4:00pm - 5:00pm EST January 24, 2013
What are the habits of original thinkers and writers? How can we translate them to a student setting and provide students with the techniques and tools to develop original ideas? We have seen the consequences when both students and professionals fail to be original. Cheating and plagiarism scandals garner much attention. But how often do we focus on what our campus communities can do to promote original thought?
Kelly McBride is a writer, teacher, and one of the country’s leading voices when it comes to media ethics. She has been on the faculty of The Poynter Institute for eight years. The world’s largest newsrooms, including The New York Times, The Washington Post, CNN, NPR, and the BBC, frequently quote her expertise.
After getting her bachelor’s degree in journalism from the University of Missouri, Ms. McBride began her career as a police reporter in the hills of the Idaho Panhandle, covering the meth trade and the white supremacy movement. She received a master’s degree in theology from Gonzaga University and gained a national reputation as a religion reporter, covering the moral side of fertility issues, sexual orientation, evolution, and the Catholic Church’s abuse scandal. Recently, she traveled to South Africa to teach and research storytelling on mobile phones. Her current work involves Poynter’s Sense-Making Project, a Ford Foundation project examining the transformation of journalism from a profession of a few to a civic obligation of many, the effects of technology on democracy, and the media habits of the millennial generation.
This NITLE Shared AcademicsTM event is sponsored by Turnitin.
Who Should Attend
Campuses in the NITLE Network that are concerned with helping students maintain originality in their academic work are encouraged to participate. Leaders and innovators from a variety of positions on campus—the dean’s office and the faculty, the library, honor code and academic integrity councils, writing centers, and more—are invited to use this event to stimulate conversation and action on campus to promote academic integrity.
Attend as a Discussant
Participate as an active discussant by accessing this event via a dedicated high-definition videoconferencing solution tested for NITLE events. Discussants interact directly via audio and video with the event leader and others participating via an HD connection. This option is ideal for promoting cross-campus collaboration around issues of academic integrity. Groups of participants can share a single HD connection, continuing conversation locally after the event.
Attend as an Audience Member

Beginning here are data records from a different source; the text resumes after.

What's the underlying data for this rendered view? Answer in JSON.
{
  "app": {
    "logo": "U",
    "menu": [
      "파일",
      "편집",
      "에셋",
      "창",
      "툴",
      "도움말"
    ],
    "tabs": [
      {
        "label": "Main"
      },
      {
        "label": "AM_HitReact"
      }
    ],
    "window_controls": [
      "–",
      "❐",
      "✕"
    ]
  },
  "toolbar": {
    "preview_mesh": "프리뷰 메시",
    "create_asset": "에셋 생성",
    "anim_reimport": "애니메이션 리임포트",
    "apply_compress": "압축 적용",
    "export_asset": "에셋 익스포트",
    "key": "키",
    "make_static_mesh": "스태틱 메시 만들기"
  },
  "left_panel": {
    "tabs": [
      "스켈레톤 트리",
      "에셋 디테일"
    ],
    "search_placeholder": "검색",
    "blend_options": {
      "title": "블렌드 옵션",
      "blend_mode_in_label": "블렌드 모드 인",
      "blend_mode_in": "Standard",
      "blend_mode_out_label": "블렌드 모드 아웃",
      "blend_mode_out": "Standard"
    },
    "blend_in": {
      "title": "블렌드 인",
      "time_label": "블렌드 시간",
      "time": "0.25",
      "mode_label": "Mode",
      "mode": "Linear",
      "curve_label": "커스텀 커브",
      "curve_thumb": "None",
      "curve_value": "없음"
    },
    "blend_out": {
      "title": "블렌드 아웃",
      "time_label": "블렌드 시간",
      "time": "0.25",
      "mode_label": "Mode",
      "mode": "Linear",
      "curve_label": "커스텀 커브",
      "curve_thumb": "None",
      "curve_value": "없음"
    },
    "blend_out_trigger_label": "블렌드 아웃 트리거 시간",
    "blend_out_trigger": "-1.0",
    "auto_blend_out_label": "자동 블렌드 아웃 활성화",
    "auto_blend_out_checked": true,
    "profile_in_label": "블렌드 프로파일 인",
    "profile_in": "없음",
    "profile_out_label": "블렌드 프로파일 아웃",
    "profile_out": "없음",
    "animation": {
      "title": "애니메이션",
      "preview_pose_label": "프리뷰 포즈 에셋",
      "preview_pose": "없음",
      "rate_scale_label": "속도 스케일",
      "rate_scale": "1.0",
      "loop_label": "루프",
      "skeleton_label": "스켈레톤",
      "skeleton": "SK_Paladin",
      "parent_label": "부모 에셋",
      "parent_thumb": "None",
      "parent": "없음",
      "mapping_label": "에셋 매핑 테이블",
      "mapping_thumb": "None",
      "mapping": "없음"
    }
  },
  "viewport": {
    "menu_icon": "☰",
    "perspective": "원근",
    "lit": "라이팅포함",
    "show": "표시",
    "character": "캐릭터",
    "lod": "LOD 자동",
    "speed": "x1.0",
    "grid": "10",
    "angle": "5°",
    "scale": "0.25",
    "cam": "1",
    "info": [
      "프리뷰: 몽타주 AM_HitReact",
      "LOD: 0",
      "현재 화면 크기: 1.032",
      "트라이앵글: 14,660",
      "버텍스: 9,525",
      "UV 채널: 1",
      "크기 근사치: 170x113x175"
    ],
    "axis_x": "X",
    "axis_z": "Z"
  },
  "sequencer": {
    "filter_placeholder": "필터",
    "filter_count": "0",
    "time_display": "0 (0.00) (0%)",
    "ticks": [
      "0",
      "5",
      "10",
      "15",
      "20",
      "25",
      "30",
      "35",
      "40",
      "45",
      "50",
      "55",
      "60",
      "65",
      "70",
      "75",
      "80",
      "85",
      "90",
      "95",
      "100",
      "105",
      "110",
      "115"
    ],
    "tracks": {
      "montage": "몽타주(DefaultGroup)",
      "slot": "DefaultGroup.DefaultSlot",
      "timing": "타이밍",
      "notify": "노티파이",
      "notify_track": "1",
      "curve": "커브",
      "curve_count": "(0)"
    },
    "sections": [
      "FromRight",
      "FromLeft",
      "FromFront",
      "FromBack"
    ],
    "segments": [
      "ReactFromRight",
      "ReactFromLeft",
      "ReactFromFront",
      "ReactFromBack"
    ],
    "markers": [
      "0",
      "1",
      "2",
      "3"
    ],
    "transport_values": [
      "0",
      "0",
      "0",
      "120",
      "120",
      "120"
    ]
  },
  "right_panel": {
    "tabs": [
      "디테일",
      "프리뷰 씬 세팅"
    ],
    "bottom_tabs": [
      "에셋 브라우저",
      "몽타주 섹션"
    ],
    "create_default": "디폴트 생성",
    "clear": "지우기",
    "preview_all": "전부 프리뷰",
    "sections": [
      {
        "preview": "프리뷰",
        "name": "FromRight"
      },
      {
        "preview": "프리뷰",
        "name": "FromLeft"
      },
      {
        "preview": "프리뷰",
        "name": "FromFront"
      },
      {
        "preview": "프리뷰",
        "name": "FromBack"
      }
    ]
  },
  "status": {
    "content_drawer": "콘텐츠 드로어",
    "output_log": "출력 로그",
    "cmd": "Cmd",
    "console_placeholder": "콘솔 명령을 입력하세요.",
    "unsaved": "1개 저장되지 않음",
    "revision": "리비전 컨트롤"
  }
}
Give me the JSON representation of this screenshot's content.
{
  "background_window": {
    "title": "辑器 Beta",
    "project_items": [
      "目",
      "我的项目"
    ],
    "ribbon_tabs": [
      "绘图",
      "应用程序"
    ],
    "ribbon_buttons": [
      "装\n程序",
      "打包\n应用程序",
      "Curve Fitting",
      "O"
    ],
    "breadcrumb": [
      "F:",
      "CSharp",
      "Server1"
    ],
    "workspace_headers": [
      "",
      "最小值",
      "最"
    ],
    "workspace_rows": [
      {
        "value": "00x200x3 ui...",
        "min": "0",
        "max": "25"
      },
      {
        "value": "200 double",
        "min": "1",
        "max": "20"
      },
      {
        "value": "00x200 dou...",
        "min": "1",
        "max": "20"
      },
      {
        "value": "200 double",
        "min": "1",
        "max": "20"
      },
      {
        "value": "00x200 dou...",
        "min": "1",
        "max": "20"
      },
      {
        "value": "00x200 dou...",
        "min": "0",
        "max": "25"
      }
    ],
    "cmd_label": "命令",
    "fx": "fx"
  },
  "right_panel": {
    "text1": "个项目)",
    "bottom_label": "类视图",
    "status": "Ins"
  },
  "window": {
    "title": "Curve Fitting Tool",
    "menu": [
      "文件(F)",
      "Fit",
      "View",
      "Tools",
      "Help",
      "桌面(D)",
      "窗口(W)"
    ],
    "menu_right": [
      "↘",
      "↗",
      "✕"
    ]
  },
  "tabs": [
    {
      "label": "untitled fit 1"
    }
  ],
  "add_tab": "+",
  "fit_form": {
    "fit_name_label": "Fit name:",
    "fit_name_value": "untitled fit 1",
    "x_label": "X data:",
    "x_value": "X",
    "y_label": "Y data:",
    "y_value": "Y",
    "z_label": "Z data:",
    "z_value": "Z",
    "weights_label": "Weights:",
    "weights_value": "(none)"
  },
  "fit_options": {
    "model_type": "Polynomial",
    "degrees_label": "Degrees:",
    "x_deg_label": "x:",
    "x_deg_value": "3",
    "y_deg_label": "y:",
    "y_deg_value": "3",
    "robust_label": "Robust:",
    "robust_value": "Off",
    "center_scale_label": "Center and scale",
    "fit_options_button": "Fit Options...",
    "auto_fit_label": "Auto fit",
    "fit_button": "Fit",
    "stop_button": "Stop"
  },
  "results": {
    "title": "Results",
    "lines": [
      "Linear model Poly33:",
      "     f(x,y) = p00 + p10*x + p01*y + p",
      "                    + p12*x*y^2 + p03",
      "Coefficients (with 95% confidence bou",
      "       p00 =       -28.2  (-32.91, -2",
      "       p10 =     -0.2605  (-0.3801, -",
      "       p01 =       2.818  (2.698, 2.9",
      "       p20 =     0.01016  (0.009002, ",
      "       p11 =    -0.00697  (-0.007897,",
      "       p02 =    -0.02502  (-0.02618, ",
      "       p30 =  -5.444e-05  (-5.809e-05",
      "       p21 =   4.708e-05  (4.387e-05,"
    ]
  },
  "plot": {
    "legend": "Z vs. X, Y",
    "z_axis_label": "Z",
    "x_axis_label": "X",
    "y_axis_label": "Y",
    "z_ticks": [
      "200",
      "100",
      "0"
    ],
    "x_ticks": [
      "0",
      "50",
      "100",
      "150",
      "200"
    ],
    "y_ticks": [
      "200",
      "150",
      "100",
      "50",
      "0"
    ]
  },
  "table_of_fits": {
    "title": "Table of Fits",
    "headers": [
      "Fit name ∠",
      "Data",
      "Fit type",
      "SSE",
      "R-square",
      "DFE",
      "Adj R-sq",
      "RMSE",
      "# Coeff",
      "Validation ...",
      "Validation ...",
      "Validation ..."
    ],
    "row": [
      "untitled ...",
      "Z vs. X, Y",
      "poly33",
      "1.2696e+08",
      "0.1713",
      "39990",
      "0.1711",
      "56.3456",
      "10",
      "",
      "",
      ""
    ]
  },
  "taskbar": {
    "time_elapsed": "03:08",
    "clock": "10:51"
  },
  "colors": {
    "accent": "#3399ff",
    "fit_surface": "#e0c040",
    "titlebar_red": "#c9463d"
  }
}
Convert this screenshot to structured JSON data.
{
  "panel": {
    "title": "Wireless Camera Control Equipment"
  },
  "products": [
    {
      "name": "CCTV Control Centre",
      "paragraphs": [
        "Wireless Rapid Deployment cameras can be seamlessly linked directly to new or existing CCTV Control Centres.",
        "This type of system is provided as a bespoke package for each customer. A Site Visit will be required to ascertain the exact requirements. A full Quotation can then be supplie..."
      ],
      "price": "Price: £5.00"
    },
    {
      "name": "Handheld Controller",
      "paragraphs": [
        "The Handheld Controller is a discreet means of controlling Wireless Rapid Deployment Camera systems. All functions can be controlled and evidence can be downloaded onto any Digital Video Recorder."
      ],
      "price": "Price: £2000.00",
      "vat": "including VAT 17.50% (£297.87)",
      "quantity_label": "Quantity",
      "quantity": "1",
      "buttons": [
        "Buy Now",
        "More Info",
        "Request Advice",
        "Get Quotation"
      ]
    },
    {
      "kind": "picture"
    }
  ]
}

As an audience member, you can individually view this event from your personal computer. The “audience member” option also allows groups to gather and participate in a classroom equipped with a personal computer, projector, and Internet connection. Audience members use a chat system to converse with other audience members and pose questions to the event leader as well as to those participating via dedicated high-definition (HD) videoconferencing solutions. This option is for participants who prefer to view the event and/or who do not have access to an HD connection.
If you plan to use your campus’s HD videoconferencing solution to join this event, please be sure to initiate certification of your system no later than Friday, January 18. Certification is required to avoid connection issues. Participation as an audience member requires no special certification.
Regardless your mode of participation, please register for this event by Tuesday, January 22, 2013. Participation in this sponsored event is open to all active member institutions of the NITLE Network as a benefit of membership and as space allows. You will receive confirmation of your registration via e-mail, including instructions on how to connect to the event.
Participants are encouraged to share their thoughts on Twitter via this event’s hashtag: #TURNITINoriginal.
NITLE Shared AcademicsTM models a new approach to liberal education – made possible through strategic collaboration, driven by shared knowledge, and supported by emerging technologies. Campuses learn how inter-institutional academic exchange works by actively participating in it, building the knowledge and experience to re-architect liberal education.